Excerpted data:
▽

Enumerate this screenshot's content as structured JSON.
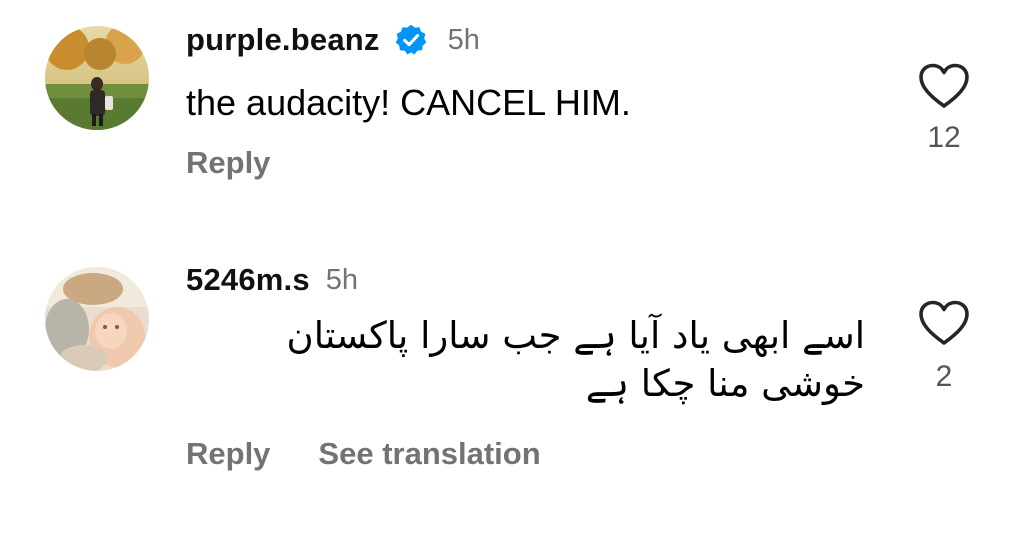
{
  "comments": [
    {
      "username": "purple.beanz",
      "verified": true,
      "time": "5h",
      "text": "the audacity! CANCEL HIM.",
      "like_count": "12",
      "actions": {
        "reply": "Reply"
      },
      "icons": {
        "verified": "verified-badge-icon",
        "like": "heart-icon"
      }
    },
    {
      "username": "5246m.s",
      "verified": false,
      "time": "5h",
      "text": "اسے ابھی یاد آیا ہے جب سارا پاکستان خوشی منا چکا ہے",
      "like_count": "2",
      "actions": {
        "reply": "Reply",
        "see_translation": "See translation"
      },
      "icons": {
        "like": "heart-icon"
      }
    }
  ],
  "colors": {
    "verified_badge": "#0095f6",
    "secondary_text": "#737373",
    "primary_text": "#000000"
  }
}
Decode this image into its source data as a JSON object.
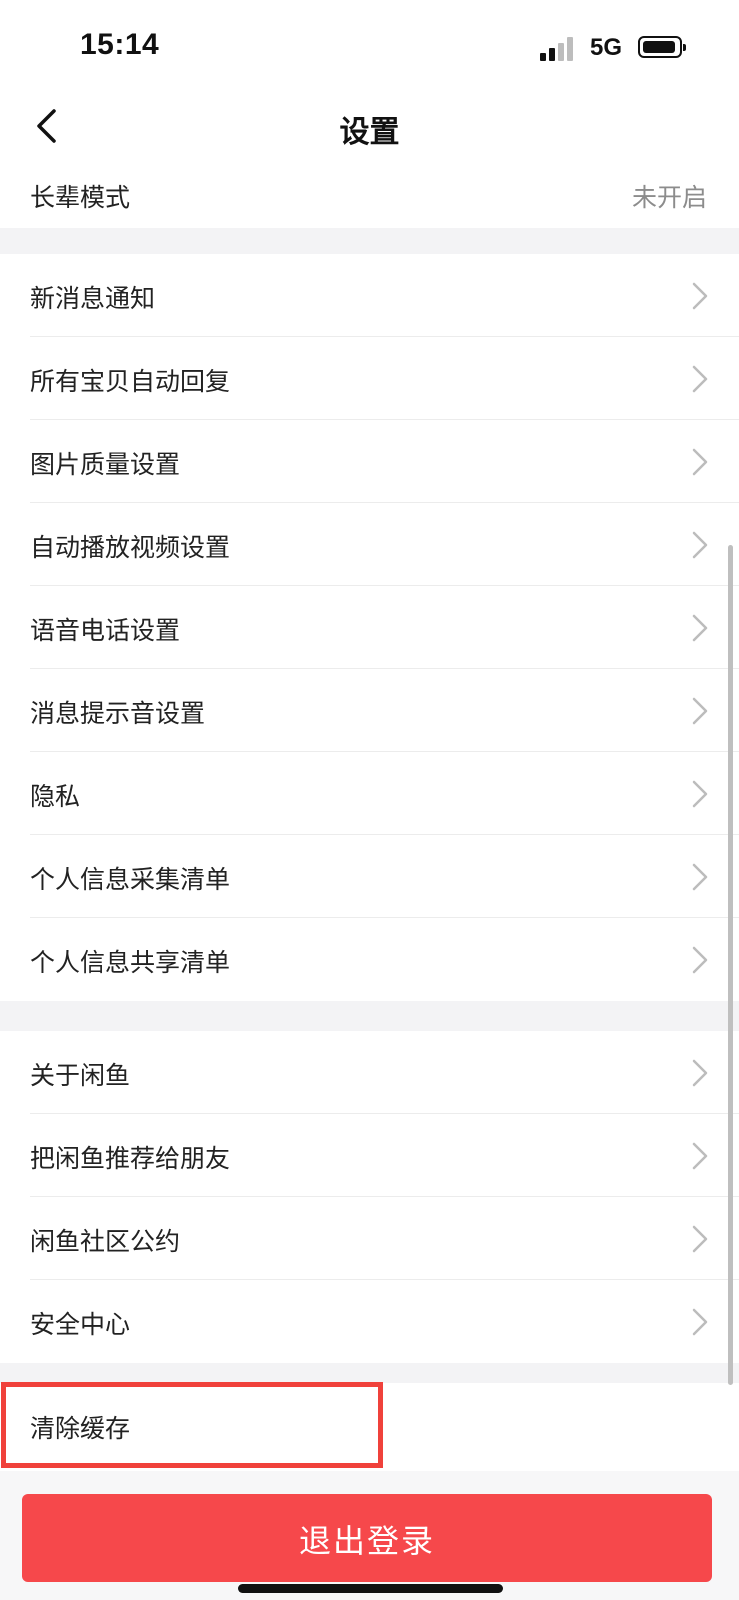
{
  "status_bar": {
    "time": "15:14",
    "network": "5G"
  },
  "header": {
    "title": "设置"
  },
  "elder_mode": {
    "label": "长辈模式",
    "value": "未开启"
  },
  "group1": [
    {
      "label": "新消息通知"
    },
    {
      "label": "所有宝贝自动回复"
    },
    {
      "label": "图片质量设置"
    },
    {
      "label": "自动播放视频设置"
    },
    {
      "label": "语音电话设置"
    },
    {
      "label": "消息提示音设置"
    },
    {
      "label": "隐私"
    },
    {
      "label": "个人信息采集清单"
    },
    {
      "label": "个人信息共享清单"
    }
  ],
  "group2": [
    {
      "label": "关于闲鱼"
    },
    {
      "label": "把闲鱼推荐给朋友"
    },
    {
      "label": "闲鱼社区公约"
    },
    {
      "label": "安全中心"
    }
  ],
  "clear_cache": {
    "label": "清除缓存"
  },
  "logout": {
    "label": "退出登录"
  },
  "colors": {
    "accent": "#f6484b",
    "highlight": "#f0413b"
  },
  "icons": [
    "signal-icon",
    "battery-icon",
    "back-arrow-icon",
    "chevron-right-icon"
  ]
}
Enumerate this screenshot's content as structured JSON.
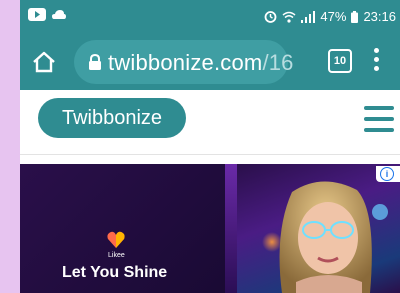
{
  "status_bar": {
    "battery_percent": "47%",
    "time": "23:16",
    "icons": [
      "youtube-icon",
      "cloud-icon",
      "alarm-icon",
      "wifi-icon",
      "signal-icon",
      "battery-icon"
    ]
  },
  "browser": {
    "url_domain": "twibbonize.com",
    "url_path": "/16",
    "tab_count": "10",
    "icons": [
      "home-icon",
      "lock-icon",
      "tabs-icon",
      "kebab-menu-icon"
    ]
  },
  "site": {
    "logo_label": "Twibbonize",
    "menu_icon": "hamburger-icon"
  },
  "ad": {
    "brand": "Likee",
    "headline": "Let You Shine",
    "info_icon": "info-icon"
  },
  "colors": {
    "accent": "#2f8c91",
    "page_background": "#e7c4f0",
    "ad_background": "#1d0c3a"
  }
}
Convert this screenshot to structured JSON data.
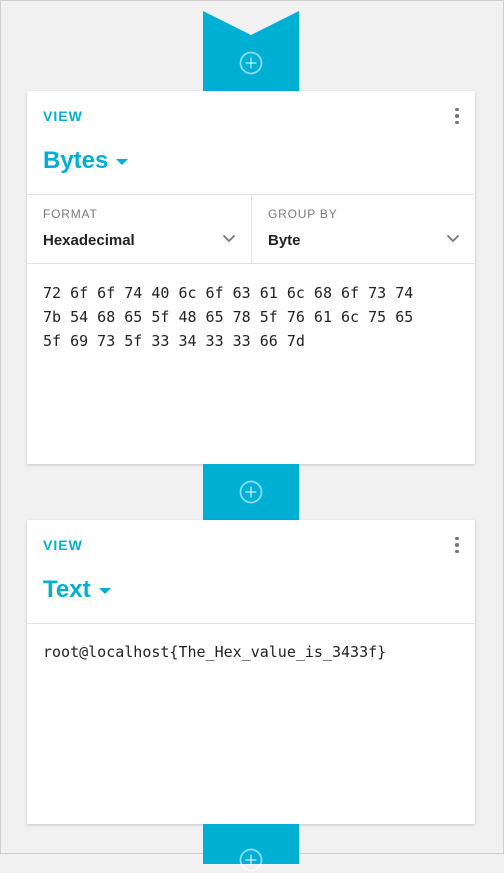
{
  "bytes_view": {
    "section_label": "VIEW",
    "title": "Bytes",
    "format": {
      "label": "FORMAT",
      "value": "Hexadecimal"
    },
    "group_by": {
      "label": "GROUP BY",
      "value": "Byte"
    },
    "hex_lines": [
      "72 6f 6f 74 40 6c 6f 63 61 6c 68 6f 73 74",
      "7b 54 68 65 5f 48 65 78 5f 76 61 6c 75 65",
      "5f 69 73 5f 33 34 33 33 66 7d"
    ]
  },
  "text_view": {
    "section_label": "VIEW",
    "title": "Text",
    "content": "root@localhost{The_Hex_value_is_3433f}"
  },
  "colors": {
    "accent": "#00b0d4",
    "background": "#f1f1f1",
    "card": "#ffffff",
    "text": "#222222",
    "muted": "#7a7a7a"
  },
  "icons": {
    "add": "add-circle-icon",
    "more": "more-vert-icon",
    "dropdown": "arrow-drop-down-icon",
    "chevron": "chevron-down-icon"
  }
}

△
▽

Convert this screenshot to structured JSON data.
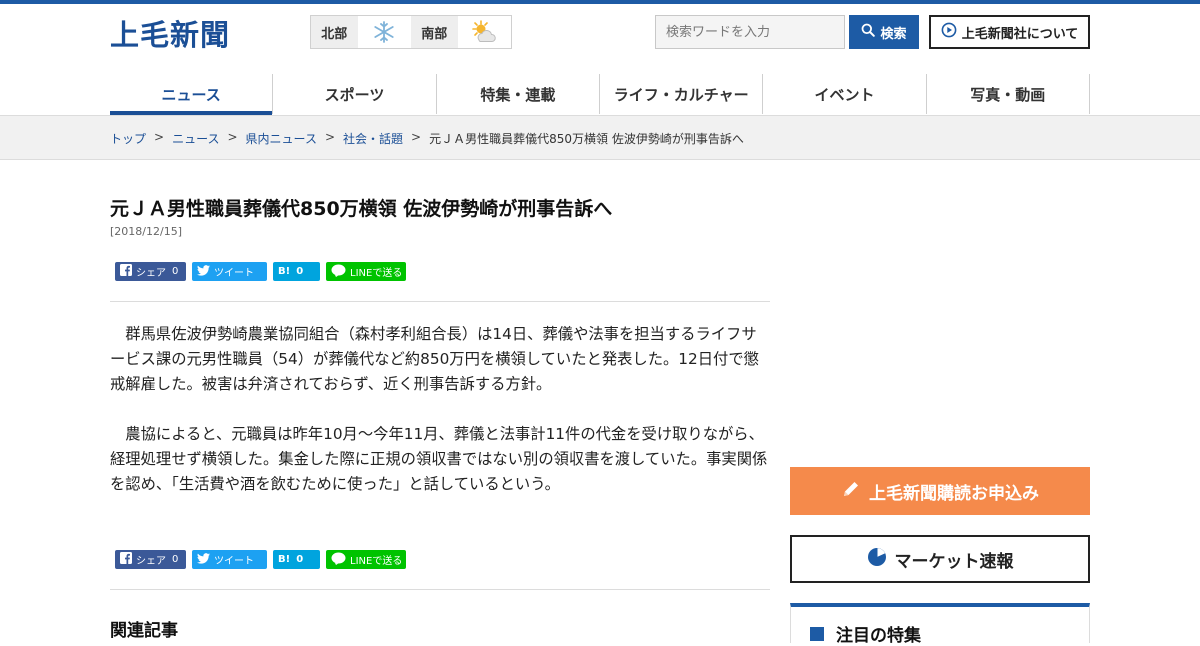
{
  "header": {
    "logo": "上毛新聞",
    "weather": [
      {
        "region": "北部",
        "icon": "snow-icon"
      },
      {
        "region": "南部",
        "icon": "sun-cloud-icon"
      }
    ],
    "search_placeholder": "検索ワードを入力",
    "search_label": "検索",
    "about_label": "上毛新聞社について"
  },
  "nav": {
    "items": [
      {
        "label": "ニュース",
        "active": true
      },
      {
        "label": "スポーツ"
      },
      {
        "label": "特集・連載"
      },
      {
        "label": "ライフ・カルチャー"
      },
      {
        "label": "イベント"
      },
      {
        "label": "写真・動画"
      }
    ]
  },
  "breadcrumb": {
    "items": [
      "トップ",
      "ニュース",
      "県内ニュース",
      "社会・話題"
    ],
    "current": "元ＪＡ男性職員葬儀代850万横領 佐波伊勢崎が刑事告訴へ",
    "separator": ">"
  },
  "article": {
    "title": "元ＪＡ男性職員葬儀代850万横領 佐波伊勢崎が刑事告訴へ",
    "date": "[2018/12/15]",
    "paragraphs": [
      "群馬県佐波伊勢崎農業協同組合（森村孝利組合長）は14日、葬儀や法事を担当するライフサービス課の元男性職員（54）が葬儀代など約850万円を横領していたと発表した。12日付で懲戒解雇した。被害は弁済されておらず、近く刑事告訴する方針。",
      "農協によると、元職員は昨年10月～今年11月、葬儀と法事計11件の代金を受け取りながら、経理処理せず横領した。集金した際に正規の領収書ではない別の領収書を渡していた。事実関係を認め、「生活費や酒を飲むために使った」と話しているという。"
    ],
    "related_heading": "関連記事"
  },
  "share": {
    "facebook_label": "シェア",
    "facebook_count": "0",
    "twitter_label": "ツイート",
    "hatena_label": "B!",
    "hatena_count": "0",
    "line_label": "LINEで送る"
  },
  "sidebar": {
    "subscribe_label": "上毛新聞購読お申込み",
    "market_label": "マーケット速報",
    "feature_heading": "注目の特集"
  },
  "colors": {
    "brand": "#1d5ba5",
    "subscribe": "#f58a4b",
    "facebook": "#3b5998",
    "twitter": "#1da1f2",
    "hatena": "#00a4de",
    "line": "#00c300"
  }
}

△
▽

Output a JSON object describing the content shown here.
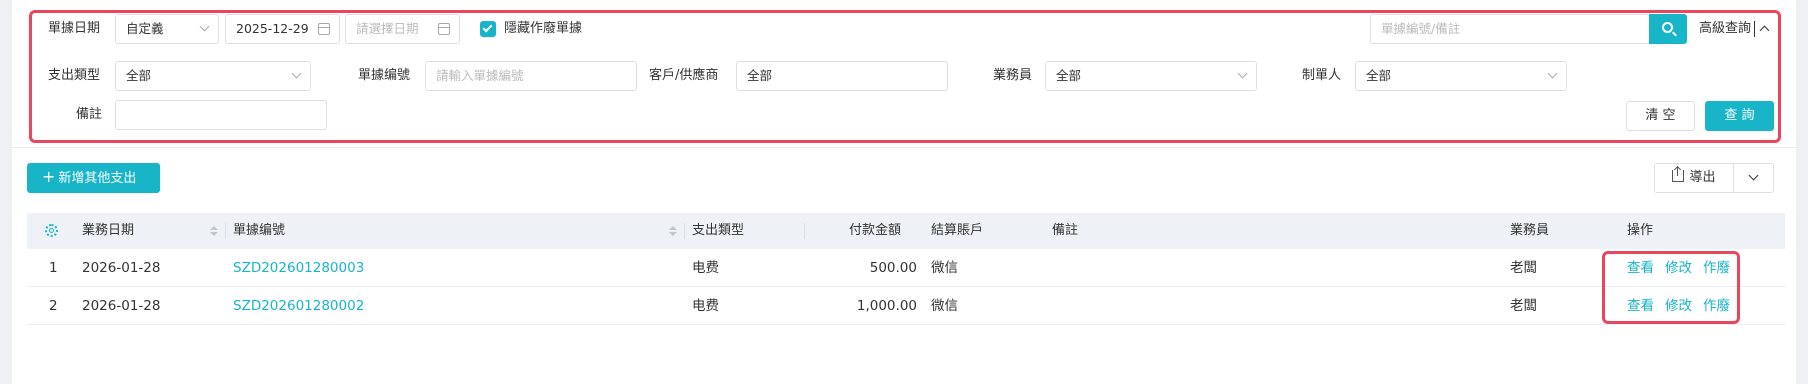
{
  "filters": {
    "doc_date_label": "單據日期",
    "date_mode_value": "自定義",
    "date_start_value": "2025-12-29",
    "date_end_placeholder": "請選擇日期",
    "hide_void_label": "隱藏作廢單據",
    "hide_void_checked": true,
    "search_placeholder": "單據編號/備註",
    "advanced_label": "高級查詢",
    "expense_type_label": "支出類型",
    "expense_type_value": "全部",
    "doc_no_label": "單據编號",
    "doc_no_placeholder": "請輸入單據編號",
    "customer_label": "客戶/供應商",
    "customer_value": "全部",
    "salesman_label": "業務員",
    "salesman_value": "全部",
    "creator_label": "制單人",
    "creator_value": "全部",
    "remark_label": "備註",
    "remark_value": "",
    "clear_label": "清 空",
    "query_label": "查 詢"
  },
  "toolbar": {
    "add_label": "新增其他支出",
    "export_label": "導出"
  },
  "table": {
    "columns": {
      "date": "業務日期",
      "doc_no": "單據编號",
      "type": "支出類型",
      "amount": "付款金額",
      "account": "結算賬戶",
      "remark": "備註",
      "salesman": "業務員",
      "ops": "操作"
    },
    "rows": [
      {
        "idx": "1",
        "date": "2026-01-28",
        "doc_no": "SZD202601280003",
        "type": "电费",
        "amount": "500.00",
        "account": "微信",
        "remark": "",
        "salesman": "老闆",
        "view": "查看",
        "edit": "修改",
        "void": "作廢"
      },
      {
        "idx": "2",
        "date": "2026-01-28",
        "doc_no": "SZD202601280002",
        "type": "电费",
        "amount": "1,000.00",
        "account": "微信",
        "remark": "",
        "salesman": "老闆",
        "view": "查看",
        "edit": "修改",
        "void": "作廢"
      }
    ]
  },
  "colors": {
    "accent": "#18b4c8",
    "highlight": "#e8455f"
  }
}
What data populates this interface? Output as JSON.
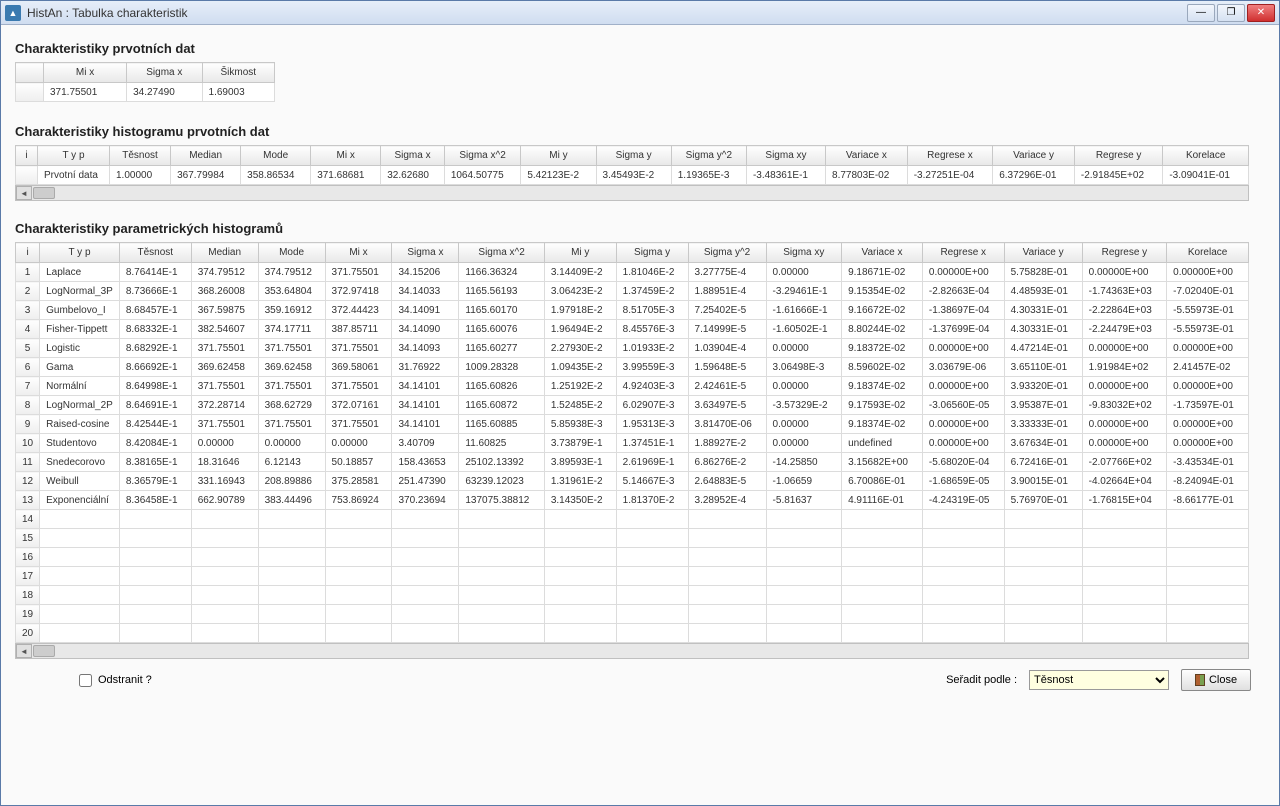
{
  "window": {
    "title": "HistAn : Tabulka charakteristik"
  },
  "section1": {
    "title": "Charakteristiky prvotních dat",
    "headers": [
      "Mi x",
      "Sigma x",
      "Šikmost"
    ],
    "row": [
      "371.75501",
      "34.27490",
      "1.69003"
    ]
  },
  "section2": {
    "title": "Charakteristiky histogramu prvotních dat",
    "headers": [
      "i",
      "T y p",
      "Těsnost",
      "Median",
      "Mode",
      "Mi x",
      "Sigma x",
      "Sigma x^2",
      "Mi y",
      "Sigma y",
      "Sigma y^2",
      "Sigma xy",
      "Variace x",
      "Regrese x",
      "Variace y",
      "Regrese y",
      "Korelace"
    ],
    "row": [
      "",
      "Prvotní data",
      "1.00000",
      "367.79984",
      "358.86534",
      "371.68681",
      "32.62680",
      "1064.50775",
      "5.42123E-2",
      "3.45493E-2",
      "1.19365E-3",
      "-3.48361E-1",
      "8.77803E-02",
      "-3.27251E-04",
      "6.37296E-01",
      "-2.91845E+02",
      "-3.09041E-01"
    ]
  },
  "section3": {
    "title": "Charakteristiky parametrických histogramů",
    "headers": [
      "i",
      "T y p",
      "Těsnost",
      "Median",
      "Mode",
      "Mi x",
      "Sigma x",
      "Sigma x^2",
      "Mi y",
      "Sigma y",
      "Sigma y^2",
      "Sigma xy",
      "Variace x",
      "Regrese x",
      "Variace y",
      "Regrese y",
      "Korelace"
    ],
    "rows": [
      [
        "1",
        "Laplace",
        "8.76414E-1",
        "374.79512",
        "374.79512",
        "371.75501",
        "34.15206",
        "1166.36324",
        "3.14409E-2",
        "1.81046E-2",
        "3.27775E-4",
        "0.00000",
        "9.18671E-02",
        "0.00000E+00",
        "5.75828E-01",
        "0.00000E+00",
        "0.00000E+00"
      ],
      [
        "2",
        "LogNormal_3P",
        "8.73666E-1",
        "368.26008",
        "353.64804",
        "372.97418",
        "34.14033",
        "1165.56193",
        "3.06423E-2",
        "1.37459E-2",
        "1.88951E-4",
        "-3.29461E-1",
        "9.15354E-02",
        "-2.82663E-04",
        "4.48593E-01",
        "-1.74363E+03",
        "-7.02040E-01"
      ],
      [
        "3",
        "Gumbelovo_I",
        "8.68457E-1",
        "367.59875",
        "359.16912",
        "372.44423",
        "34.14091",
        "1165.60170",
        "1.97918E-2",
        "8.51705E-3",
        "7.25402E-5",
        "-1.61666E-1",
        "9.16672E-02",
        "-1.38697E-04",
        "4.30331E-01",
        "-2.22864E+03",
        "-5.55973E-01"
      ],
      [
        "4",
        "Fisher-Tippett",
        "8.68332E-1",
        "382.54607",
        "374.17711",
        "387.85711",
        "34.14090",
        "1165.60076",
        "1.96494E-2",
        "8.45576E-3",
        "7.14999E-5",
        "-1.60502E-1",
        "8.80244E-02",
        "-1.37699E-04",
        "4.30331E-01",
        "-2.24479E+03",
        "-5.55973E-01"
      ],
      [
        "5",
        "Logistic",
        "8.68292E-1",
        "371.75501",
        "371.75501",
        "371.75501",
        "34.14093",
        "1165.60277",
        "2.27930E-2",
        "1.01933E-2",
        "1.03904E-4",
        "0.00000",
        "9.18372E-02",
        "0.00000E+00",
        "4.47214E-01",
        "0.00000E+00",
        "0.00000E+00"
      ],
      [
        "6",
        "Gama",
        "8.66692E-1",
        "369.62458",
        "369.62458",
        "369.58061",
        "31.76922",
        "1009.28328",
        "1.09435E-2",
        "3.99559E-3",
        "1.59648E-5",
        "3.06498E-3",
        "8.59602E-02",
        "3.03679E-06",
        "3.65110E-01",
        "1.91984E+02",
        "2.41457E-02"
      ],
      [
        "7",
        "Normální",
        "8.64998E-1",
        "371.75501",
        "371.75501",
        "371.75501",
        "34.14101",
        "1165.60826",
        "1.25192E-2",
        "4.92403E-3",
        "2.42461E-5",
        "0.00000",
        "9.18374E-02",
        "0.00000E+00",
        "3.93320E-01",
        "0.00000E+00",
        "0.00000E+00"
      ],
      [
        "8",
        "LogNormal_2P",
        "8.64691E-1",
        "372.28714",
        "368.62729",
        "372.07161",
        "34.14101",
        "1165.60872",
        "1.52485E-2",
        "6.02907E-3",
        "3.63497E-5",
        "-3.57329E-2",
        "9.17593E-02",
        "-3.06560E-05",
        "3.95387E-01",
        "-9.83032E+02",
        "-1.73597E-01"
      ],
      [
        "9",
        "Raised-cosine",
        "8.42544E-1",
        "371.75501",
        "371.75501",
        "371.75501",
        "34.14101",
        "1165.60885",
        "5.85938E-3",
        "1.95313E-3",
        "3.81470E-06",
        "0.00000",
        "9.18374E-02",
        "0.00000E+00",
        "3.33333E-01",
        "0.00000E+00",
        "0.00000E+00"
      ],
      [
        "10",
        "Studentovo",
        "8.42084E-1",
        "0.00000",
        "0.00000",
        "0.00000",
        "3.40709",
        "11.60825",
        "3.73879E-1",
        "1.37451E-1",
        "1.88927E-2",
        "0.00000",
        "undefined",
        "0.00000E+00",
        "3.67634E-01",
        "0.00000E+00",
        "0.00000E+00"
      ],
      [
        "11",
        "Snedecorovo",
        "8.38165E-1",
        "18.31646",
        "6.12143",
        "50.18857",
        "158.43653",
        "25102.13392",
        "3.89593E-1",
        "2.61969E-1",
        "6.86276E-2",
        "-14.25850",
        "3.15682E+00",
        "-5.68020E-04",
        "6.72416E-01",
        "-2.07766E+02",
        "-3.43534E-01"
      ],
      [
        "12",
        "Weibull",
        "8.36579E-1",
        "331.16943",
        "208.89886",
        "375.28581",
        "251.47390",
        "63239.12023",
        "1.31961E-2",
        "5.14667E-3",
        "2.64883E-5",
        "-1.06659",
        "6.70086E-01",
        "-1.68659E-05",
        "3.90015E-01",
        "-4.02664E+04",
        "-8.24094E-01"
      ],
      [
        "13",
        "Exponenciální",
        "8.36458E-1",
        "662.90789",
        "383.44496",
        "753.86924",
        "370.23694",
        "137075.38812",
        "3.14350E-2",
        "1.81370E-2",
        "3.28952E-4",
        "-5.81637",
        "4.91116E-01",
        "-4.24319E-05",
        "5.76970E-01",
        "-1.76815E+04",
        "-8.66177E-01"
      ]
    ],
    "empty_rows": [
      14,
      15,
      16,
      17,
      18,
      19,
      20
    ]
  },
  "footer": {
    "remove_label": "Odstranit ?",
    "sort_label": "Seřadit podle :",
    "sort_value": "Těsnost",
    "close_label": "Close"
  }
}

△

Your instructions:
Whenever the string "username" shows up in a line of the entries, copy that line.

Output of the exercise:
      "username": "purple.beanz",
      "username": "5246m.s",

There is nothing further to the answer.